“Advanced age is the main risk factor for most chronic diseases and functional deficits in humans, but the fundamental mechanisms that drive ageing remain largely unknown, impeding the development of interventions that might delay or prevent age-related disorders and maximize healthy lifespan. Cellular senescence, which halts the proliferation of damaged or dysfunctional cells, is an important mechanism to constrain the malignant progression of tumour cells12. Senescent cells accumulate in various tissues and organs with ageing3 and have been hypothesized to disrupt tissue structure and function because of the components they secrete45. However, whether senescent cells are causally implicated in age-related dysfunction and whether their removal is beneficial has remained unknown. “

According to Purging Cells in Mice Is Found to Combat Aging Ills by Nicholas Wade,
“The experiment raises the prospect that drugs could be developed that would keep human tissues healthier longer, but it is unclear until further testing is done whether such drugs could eventually help people live longer. The finding indicates that any therapy that rids the body of senescent cells would delay age-related changes.

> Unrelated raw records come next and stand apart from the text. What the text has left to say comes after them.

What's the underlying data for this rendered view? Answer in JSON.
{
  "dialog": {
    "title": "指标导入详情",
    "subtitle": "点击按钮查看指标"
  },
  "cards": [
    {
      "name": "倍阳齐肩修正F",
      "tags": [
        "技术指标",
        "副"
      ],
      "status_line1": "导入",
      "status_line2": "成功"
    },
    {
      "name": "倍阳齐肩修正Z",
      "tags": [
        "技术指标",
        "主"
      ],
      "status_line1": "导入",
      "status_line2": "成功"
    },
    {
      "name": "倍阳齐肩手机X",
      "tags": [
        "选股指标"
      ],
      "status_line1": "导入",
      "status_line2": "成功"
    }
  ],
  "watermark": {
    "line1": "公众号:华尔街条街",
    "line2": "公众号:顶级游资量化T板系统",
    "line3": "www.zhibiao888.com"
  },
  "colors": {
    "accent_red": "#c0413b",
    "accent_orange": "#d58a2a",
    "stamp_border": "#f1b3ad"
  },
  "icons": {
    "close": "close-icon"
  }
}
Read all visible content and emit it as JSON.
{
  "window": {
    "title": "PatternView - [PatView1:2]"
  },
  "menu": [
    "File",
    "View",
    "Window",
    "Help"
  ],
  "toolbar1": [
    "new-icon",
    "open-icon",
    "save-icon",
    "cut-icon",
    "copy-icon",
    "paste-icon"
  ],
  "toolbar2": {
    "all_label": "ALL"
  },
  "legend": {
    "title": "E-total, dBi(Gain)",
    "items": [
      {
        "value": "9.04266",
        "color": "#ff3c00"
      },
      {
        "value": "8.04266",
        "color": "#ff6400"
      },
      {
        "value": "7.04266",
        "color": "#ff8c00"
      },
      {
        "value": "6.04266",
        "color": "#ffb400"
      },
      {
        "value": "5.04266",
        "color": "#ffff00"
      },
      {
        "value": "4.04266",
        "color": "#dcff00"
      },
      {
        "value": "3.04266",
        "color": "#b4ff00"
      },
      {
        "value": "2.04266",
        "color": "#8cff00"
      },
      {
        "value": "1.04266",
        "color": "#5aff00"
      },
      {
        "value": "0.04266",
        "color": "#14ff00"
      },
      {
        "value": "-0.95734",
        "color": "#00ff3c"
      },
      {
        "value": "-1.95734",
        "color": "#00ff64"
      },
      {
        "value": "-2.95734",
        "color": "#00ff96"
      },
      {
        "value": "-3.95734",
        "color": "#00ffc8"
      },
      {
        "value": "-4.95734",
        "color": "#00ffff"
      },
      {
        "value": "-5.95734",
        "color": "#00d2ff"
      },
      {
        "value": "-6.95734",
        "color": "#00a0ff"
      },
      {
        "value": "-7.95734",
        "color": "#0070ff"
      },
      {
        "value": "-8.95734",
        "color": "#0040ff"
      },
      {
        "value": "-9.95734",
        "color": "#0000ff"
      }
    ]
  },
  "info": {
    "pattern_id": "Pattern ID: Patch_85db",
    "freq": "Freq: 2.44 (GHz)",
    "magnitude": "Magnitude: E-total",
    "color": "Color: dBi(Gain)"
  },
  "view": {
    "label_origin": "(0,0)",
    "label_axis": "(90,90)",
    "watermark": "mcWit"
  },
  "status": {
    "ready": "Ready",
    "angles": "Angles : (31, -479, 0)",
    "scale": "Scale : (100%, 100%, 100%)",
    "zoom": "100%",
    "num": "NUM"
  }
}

Senescent cells accumulate in aging tissues, like arthritic knees, cataracts and the plaque that may line elderly arteries. The cells secrete agents that stimulate the immune system and cause low-level inflammation. Until now, there has been no way to tell if the presence of the cells is good, bad or indifferent.”

Stay tuned. 

This is the third in a series of 12 quotations engraved in granite at the site of the Martin Luther King Jr. Memorial in Washington DC. This is taken from King's acceptance speech for receiving tyhe Nobel Peace Prize in Oslo, December 10, 1964. 

I will try to post one quotation a week. Click on Martin Luther King quotations in the index on the right, for the complete set.